**What to do**: Report every line in the listing that contains the string "Chicago".

**Material for this exercise**:
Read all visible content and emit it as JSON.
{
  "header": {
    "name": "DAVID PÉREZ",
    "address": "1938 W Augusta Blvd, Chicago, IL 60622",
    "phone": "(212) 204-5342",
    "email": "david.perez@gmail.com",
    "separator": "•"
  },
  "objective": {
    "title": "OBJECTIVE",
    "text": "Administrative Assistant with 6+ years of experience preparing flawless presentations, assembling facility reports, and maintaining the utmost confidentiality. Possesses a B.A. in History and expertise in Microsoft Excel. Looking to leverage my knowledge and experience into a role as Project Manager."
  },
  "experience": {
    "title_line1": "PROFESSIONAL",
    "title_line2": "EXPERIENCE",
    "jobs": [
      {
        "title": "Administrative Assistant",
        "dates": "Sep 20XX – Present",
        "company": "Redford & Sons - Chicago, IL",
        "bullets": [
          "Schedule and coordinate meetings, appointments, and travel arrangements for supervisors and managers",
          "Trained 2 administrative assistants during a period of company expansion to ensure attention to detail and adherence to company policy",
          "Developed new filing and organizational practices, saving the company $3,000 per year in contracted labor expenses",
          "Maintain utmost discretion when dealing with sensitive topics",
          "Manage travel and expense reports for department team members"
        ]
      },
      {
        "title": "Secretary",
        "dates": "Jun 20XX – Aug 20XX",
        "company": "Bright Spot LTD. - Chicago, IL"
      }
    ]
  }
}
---
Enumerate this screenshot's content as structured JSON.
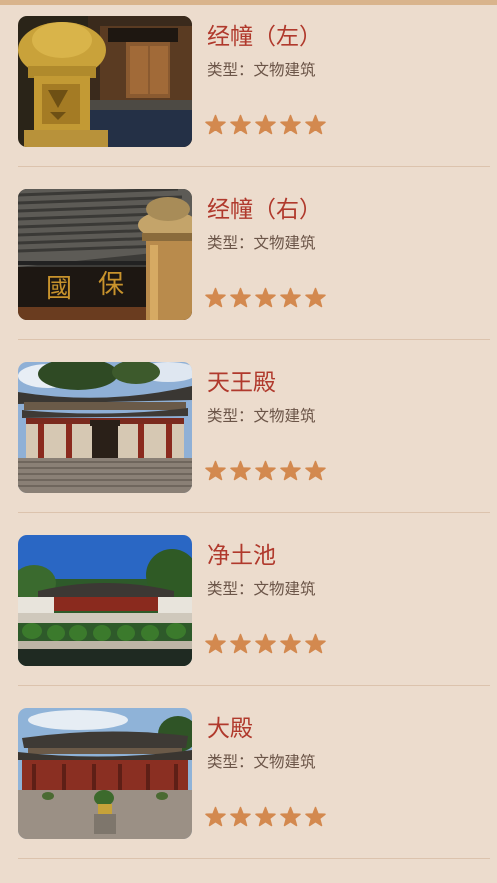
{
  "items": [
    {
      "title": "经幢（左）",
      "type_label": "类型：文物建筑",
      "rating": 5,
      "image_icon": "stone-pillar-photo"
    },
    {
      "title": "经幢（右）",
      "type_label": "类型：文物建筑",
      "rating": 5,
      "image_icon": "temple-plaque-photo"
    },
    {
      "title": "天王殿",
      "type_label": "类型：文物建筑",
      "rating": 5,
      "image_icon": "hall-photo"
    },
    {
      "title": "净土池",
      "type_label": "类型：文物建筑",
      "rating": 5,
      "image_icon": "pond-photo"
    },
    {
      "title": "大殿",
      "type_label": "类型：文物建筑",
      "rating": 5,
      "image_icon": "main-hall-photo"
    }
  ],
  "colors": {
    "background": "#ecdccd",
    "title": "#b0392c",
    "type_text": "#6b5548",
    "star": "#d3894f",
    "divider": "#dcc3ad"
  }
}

**Task solution**:
    "address": "1938 W Augusta Blvd, Chicago, IL 60622",
        "company": "Redford & Sons - Chicago, IL",
        "company": "Bright Spot LTD. - Chicago, IL"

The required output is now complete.